Records shown Block Start

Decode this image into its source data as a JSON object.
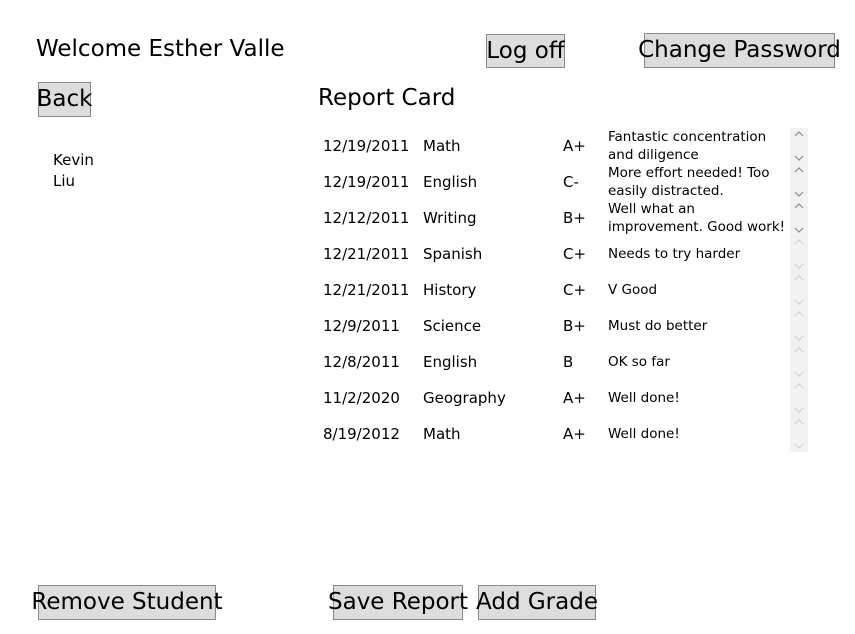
{
  "header": {
    "welcome": "Welcome Esther Valle",
    "logoff_label": "Log off",
    "change_password_label": "Change Password"
  },
  "nav": {
    "back_label": "Back"
  },
  "students": [
    {
      "first": "Kevin",
      "last": "Liu"
    }
  ],
  "report": {
    "title": "Report Card",
    "rows": [
      {
        "date": "12/19/2011",
        "subject": "Math",
        "grade": "A+",
        "comment": "Fantastic concentration and diligence"
      },
      {
        "date": "12/19/2011",
        "subject": "English",
        "grade": "C-",
        "comment": "More effort needed! Too easily distracted."
      },
      {
        "date": "12/12/2011",
        "subject": "Writing",
        "grade": "B+",
        "comment": "Well what an improvement. Good work!"
      },
      {
        "date": "12/21/2011",
        "subject": "Spanish",
        "grade": "C+",
        "comment": "Needs to try harder"
      },
      {
        "date": "12/21/2011",
        "subject": "History",
        "grade": "C+",
        "comment": "V Good"
      },
      {
        "date": "12/9/2011",
        "subject": "Science",
        "grade": "B+",
        "comment": "Must do better"
      },
      {
        "date": "12/8/2011",
        "subject": "English",
        "grade": "B",
        "comment": "OK so far"
      },
      {
        "date": "11/2/2020",
        "subject": "Geography",
        "grade": "A+",
        "comment": "Well done!"
      },
      {
        "date": "8/19/2012",
        "subject": "Math",
        "grade": "A+",
        "comment": "Well done!"
      }
    ]
  },
  "footer": {
    "remove_student_label": "Remove Student",
    "save_report_label": "Save Report",
    "add_grade_label": "Add Grade"
  }
}
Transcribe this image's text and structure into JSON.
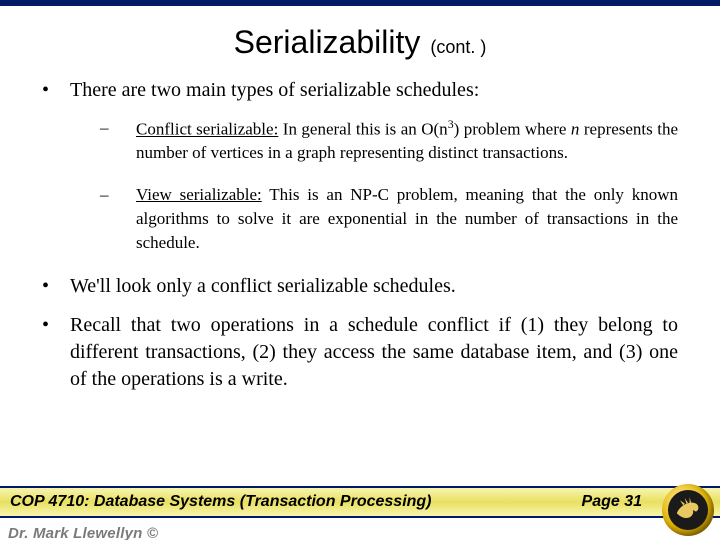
{
  "title": {
    "main": "Serializability",
    "sub": "(cont. )"
  },
  "bullets": {
    "b1": "There are two main types of serializable schedules:",
    "s1_lead": "Conflict serializable:",
    "s1_rest_a": "  In general this is an O(n",
    "s1_sup": "3",
    "s1_rest_b": ") problem where ",
    "s1_n": "n",
    "s1_rest_c": " represents the number of vertices in a graph representing distinct transactions.",
    "s2_lead": "View serializable:",
    "s2_rest": "  This is an NP-C problem, meaning that the only known algorithms to solve it are exponential in the number of transactions in the schedule.",
    "b2": "We'll look only a conflict serializable schedules.",
    "b3": "Recall that two operations in a schedule conflict if (1) they belong to different transactions, (2) they access the same database item, and (3) one of the operations is a write."
  },
  "footer": {
    "course": "COP 4710: Database Systems  (Transaction Processing)",
    "page": "Page 31",
    "author": "Dr. Mark Llewellyn ©"
  },
  "glyphs": {
    "bullet": "•",
    "dash": "–"
  }
}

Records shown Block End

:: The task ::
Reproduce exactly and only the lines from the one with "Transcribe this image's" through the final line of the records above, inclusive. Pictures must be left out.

:: Exercise output ::
Transcribe this image's text and structure into JSON.
{
  "title": {
    "main": "Serializability",
    "sub": "(cont. )"
  },
  "bullets": {
    "b1": "There are two main types of serializable schedules:",
    "s1_lead": "Conflict serializable:",
    "s1_rest_a": "  In general this is an O(n",
    "s1_sup": "3",
    "s1_rest_b": ") problem where ",
    "s1_n": "n",
    "s1_rest_c": " represents the number of vertices in a graph representing distinct transactions.",
    "s2_lead": "View serializable:",
    "s2_rest": "  This is an NP-C problem, meaning that the only known algorithms to solve it are exponential in the number of transactions in the schedule.",
    "b2": "We'll look only a conflict serializable schedules.",
    "b3": "Recall that two operations in a schedule conflict if (1) they belong to different transactions, (2) they access the same database item, and (3) one of the operations is a write."
  },
  "footer": {
    "course": "COP 4710: Database Systems  (Transaction Processing)",
    "page": "Page 31",
    "author": "Dr. Mark Llewellyn ©"
  },
  "glyphs": {
    "bullet": "•",
    "dash": "–"
  }
}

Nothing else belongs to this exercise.